Give back the data below exactly, with every line kept the same.

Excerpts from an interface dataset
++++++++++++++++++++

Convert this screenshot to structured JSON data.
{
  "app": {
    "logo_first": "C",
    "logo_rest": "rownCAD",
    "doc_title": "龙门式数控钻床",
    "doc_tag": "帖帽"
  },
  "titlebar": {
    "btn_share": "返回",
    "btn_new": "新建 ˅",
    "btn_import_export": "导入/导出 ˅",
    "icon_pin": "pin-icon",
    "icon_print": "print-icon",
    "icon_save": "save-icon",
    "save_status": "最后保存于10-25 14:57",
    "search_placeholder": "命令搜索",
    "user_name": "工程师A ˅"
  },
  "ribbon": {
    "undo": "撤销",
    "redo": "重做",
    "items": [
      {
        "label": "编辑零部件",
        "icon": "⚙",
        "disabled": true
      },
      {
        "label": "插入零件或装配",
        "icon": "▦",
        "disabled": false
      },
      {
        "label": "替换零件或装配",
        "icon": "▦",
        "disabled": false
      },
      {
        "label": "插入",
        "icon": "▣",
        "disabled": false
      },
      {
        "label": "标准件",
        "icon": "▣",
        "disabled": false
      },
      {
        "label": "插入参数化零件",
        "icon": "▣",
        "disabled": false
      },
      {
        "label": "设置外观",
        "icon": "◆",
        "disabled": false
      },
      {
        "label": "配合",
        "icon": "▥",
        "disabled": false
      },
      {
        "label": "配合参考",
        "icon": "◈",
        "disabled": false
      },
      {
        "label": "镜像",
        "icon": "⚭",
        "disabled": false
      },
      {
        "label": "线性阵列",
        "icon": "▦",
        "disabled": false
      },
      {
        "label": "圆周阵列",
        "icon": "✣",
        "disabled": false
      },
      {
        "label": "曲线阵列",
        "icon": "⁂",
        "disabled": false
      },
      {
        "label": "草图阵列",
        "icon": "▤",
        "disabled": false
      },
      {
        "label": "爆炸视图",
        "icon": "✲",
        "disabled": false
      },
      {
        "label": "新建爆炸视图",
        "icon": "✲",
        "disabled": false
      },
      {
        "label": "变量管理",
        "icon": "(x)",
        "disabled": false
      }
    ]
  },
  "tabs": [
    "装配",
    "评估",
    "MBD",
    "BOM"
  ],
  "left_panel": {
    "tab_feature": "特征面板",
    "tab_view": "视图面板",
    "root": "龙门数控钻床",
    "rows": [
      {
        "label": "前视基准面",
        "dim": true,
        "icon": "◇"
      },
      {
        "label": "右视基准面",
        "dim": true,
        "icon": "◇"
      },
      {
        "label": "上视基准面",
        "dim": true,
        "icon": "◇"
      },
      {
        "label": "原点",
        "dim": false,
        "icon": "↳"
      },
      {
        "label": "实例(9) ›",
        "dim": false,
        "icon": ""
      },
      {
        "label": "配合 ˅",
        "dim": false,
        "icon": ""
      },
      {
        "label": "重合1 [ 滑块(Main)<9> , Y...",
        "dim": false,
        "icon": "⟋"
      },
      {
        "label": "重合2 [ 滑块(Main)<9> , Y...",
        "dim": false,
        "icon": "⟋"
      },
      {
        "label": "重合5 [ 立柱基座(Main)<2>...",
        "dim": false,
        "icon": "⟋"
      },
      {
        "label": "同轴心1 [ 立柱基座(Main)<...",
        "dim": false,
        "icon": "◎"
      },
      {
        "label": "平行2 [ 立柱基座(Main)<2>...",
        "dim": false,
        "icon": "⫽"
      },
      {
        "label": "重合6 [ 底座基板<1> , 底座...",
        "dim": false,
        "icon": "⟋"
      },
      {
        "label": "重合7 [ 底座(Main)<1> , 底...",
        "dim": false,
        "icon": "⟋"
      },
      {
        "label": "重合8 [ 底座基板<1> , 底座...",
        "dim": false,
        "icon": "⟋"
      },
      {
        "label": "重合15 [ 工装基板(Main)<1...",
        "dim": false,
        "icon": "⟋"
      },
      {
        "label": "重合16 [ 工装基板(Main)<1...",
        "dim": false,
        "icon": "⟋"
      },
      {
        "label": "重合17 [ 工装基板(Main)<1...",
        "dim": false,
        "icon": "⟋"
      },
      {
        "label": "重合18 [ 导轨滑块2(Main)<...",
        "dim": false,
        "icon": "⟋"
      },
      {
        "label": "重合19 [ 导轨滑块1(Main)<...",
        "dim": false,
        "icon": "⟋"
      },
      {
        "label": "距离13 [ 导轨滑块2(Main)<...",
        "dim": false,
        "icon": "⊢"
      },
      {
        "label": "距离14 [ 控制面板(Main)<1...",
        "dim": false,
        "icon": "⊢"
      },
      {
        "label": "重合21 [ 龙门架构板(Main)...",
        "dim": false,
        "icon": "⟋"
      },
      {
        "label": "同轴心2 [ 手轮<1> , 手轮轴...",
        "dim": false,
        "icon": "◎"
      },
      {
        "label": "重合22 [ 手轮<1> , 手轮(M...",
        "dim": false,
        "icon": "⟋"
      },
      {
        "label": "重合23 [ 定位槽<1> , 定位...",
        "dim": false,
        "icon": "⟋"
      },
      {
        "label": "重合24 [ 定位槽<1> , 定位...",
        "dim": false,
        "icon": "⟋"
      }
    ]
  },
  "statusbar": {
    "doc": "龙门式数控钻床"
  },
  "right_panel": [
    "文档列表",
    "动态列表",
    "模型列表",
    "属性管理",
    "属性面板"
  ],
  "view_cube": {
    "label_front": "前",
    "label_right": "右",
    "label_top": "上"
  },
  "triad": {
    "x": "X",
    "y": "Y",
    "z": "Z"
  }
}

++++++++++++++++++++

Answer below
Convert this screenshot to structured JSON data.
{
  "app": {
    "logo_first": "C",
    "logo_rest": "rownCAD",
    "doc_title": "龙门式数控钻床",
    "doc_tag": "帖帽"
  },
  "titlebar": {
    "btn_share": "返回",
    "btn_new": "新建 ˅",
    "btn_import_export": "导入/导出 ˅",
    "icon_pin": "pin-icon",
    "icon_print": "print-icon",
    "icon_save": "save-icon",
    "save_status": "最后保存于10-25 14:57",
    "search_placeholder": "命令搜索",
    "user_name": "工程师A ˅"
  },
  "ribbon": {
    "undo": "撤销",
    "redo": "重做",
    "items": [
      {
        "label": "编辑零部件",
        "icon": "⚙",
        "disabled": true
      },
      {
        "label": "插入零件或装配",
        "icon": "▦",
        "disabled": false
      },
      {
        "label": "替换零件或装配",
        "icon": "▦",
        "disabled": false
      },
      {
        "label": "插入",
        "icon": "▣",
        "disabled": false
      },
      {
        "label": "标准件",
        "icon": "▣",
        "disabled": false
      },
      {
        "label": "插入参数化零件",
        "icon": "▣",
        "disabled": false
      },
      {
        "label": "设置外观",
        "icon": "◆",
        "disabled": false
      },
      {
        "label": "配合",
        "icon": "▥",
        "disabled": false
      },
      {
        "label": "配合参考",
        "icon": "◈",
        "disabled": false
      },
      {
        "label": "镜像",
        "icon": "⚭",
        "disabled": false
      },
      {
        "label": "线性阵列",
        "icon": "▦",
        "disabled": false
      },
      {
        "label": "圆周阵列",
        "icon": "✣",
        "disabled": false
      },
      {
        "label": "曲线阵列",
        "icon": "⁂",
        "disabled": false
      },
      {
        "label": "草图阵列",
        "icon": "▤",
        "disabled": false
      },
      {
        "label": "爆炸视图",
        "icon": "✲",
        "disabled": false
      },
      {
        "label": "新建爆炸视图",
        "icon": "✲",
        "disabled": false
      },
      {
        "label": "变量管理",
        "icon": "(x)",
        "disabled": false
      }
    ]
  },
  "tabs": [
    "装配",
    "评估",
    "MBD",
    "BOM"
  ],
  "left_panel": {
    "tab_feature": "特征面板",
    "tab_view": "视图面板",
    "root": "龙门数控钻床",
    "rows": [
      {
        "label": "前视基准面",
        "dim": true,
        "icon": "◇"
      },
      {
        "label": "右视基准面",
        "dim": true,
        "icon": "◇"
      },
      {
        "label": "上视基准面",
        "dim": true,
        "icon": "◇"
      },
      {
        "label": "原点",
        "dim": false,
        "icon": "↳"
      },
      {
        "label": "实例(9) ›",
        "dim": false,
        "icon": ""
      },
      {
        "label": "配合 ˅",
        "dim": false,
        "icon": ""
      },
      {
        "label": "重合1 [ 滑块(Main)<9> , Y...",
        "dim": false,
        "icon": "⟋"
      },
      {
        "label": "重合2 [ 滑块(Main)<9> , Y...",
        "dim": false,
        "icon": "⟋"
      },
      {
        "label": "重合5 [ 立柱基座(Main)<2>...",
        "dim": false,
        "icon": "⟋"
      },
      {
        "label": "同轴心1 [ 立柱基座(Main)<...",
        "dim": false,
        "icon": "◎"
      },
      {
        "label": "平行2 [ 立柱基座(Main)<2>...",
        "dim": false,
        "icon": "⫽"
      },
      {
        "label": "重合6 [ 底座基板<1> , 底座...",
        "dim": false,
        "icon": "⟋"
      },
      {
        "label": "重合7 [ 底座(Main)<1> , 底...",
        "dim": false,
        "icon": "⟋"
      },
      {
        "label": "重合8 [ 底座基板<1> , 底座...",
        "dim": false,
        "icon": "⟋"
      },
      {
        "label": "重合15 [ 工装基板(Main)<1...",
        "dim": false,
        "icon": "⟋"
      },
      {
        "label": "重合16 [ 工装基板(Main)<1...",
        "dim": false,
        "icon": "⟋"
      },
      {
        "label": "重合17 [ 工装基板(Main)<1...",
        "dim": false,
        "icon": "⟋"
      },
      {
        "label": "重合18 [ 导轨滑块2(Main)<...",
        "dim": false,
        "icon": "⟋"
      },
      {
        "label": "重合19 [ 导轨滑块1(Main)<...",
        "dim": false,
        "icon": "⟋"
      },
      {
        "label": "距离13 [ 导轨滑块2(Main)<...",
        "dim": false,
        "icon": "⊢"
      },
      {
        "label": "距离14 [ 控制面板(Main)<1...",
        "dim": false,
        "icon": "⊢"
      },
      {
        "label": "重合21 [ 龙门架构板(Main)...",
        "dim": false,
        "icon": "⟋"
      },
      {
        "label": "同轴心2 [ 手轮<1> , 手轮轴...",
        "dim": false,
        "icon": "◎"
      },
      {
        "label": "重合22 [ 手轮<1> , 手轮(M...",
        "dim": false,
        "icon": "⟋"
      },
      {
        "label": "重合23 [ 定位槽<1> , 定位...",
        "dim": false,
        "icon": "⟋"
      },
      {
        "label": "重合24 [ 定位槽<1> , 定位...",
        "dim": false,
        "icon": "⟋"
      }
    ]
  },
  "statusbar": {
    "doc": "龙门式数控钻床"
  },
  "right_panel": [
    "文档列表",
    "动态列表",
    "模型列表",
    "属性管理",
    "属性面板"
  ],
  "view_cube": {
    "label_front": "前",
    "label_right": "右",
    "label_top": "上"
  },
  "triad": {
    "x": "X",
    "y": "Y",
    "z": "Z"
  }
}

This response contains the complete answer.